= WORK INSTRUCTIONS =
Identify every line in the records below that contains the word "получено", and copy each of those lines.

= PROVIDED RECORDS =
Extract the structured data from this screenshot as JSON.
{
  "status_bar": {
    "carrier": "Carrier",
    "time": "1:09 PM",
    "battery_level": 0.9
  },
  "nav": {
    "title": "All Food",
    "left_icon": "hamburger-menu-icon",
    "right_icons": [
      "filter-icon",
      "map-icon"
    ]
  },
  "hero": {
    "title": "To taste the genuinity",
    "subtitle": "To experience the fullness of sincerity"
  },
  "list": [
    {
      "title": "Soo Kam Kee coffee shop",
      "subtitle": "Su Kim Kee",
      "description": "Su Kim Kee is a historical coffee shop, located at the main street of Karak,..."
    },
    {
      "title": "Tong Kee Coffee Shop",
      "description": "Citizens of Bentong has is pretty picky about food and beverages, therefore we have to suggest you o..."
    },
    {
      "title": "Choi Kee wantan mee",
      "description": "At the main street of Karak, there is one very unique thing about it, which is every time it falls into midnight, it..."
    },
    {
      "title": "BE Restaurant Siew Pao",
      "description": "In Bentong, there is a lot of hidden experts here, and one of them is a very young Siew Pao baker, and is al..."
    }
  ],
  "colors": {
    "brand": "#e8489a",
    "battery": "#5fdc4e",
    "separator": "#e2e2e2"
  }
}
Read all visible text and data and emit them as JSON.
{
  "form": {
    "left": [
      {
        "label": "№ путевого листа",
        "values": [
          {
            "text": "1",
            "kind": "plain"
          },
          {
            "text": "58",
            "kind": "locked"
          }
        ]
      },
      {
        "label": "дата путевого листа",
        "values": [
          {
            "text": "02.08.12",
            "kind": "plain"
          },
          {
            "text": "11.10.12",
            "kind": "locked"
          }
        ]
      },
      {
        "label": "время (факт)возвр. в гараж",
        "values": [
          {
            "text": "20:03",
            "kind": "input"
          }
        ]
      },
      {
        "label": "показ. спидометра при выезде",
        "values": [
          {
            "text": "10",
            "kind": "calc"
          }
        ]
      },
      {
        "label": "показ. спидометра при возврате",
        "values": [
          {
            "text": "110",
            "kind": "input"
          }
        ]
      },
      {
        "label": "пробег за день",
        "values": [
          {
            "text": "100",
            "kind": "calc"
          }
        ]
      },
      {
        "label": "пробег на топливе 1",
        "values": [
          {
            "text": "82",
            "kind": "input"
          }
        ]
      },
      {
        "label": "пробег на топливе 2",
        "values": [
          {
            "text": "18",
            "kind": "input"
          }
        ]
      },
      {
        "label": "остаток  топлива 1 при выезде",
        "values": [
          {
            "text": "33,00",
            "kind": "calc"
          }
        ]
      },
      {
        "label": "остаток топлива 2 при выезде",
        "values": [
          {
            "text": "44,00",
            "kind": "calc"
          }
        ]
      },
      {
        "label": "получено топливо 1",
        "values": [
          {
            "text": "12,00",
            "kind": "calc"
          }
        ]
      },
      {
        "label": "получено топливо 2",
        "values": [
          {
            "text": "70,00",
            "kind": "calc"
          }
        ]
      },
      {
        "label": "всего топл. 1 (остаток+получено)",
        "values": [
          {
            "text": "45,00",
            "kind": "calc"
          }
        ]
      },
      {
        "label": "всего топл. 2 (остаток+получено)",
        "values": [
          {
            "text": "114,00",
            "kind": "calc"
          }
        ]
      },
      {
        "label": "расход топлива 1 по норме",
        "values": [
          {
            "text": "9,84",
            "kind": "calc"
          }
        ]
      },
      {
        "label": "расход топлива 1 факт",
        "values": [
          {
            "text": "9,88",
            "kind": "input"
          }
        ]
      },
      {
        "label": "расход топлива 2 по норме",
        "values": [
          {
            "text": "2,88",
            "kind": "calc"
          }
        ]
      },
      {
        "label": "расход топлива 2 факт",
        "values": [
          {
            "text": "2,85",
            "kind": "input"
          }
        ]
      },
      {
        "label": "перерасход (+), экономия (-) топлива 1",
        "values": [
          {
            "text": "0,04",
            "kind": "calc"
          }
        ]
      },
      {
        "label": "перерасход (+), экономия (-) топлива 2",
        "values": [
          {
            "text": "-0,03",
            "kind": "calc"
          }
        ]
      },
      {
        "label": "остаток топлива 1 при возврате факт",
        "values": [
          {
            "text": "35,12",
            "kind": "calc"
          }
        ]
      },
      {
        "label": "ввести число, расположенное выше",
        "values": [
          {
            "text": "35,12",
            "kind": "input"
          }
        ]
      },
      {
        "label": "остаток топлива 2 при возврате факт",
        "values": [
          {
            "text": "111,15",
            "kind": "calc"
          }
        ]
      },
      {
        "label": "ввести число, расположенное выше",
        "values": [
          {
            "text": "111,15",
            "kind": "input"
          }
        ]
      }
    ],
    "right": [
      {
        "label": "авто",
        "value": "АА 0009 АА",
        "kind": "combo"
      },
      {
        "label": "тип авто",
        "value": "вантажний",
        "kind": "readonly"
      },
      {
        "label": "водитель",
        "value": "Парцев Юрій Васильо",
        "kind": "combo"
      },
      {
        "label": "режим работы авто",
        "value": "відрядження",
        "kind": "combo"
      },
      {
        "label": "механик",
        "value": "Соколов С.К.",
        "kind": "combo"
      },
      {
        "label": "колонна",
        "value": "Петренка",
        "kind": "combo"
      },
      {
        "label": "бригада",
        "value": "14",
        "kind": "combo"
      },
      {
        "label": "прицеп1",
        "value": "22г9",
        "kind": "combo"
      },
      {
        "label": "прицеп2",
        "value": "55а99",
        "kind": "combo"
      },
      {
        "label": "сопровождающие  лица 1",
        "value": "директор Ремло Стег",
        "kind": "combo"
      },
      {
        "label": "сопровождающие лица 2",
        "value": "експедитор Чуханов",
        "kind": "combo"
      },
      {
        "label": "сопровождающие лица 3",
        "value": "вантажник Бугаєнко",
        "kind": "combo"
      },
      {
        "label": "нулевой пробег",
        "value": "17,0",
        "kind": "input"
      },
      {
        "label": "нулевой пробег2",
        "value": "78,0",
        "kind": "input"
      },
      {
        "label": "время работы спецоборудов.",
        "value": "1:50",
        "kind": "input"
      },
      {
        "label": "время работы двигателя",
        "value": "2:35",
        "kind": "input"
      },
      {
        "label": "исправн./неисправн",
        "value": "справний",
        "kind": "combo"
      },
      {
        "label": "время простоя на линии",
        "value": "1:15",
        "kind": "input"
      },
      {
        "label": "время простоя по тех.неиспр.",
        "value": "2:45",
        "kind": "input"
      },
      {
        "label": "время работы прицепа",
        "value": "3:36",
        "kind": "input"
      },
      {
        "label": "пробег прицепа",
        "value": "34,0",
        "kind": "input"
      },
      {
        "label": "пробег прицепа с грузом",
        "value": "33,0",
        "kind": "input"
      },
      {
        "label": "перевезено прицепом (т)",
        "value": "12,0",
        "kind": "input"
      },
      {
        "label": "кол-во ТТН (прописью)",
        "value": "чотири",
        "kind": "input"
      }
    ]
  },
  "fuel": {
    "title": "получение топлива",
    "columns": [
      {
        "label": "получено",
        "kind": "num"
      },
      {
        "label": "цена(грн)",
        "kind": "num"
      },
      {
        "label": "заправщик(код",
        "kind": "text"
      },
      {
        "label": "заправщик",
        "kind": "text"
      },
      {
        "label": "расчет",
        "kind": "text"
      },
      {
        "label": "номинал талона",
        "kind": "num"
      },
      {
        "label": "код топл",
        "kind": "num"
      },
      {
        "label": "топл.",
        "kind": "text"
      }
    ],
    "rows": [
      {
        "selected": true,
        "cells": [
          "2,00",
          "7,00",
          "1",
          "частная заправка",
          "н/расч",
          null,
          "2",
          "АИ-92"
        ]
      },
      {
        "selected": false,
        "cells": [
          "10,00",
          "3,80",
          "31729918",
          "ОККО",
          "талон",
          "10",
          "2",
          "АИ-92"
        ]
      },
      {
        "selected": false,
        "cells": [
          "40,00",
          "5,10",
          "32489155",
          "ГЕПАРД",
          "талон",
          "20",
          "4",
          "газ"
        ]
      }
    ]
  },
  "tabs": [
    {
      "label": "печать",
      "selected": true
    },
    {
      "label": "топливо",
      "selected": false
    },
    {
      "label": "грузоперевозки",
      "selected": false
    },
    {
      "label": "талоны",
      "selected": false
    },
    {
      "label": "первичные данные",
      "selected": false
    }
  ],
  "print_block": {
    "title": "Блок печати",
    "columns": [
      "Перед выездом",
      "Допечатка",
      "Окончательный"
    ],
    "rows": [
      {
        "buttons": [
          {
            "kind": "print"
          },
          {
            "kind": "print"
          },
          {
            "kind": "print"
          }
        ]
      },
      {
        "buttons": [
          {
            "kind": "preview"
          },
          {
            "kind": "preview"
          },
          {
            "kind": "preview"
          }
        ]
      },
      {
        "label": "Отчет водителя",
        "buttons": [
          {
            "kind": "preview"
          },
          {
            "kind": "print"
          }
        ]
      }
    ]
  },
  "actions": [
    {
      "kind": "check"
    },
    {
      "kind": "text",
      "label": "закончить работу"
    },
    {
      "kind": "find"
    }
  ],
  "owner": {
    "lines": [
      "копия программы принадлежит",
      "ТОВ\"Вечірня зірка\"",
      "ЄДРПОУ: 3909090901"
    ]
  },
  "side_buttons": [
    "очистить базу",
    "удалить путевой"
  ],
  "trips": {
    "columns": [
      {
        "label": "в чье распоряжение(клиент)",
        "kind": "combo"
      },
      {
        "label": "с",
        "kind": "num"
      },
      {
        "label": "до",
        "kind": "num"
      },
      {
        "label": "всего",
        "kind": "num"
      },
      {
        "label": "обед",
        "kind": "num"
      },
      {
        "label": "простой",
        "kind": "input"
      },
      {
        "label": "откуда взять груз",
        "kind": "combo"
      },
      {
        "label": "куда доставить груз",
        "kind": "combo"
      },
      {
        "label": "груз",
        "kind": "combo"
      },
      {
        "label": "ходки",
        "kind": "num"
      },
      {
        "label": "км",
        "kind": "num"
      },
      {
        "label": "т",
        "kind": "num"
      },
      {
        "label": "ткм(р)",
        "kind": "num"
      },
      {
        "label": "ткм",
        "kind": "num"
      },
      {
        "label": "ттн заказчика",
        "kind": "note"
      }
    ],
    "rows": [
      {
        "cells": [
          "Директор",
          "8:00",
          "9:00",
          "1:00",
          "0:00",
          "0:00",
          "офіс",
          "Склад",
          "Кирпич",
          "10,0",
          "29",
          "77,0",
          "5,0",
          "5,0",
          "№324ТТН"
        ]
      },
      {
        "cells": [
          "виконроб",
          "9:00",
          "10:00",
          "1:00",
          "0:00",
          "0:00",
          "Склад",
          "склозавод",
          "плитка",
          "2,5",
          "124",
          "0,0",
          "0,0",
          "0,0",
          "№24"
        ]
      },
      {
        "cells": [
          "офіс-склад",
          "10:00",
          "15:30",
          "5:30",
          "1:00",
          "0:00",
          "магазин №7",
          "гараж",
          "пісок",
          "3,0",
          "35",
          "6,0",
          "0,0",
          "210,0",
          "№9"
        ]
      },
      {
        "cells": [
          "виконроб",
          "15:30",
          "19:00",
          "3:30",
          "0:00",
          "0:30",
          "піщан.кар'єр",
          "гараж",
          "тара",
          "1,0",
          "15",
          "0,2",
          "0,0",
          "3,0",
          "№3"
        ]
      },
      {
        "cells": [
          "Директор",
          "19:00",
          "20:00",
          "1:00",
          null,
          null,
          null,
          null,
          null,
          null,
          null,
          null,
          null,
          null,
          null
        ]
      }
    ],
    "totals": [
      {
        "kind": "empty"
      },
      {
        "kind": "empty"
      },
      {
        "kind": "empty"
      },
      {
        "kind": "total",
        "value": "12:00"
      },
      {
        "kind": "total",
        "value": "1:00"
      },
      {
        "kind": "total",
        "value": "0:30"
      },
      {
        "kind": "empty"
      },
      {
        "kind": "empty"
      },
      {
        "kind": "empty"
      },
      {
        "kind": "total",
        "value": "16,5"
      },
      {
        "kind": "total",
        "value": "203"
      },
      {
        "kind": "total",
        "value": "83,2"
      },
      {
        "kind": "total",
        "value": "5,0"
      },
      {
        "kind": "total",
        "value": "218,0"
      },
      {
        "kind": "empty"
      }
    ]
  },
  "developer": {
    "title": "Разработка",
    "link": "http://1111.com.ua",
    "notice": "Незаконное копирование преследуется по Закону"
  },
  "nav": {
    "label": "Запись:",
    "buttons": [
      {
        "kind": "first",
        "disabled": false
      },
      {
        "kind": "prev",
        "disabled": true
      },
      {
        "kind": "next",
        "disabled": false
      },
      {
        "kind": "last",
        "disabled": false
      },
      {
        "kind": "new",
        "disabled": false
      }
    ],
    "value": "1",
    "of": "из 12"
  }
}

= ANSWER AREA =
        "label": "получено топливо 1",
        "label": "получено топливо 2",
        "label": "всего топл. 1 (остаток+получено)",
        "label": "всего топл. 2 (остаток+получено)",
        "label": "получено",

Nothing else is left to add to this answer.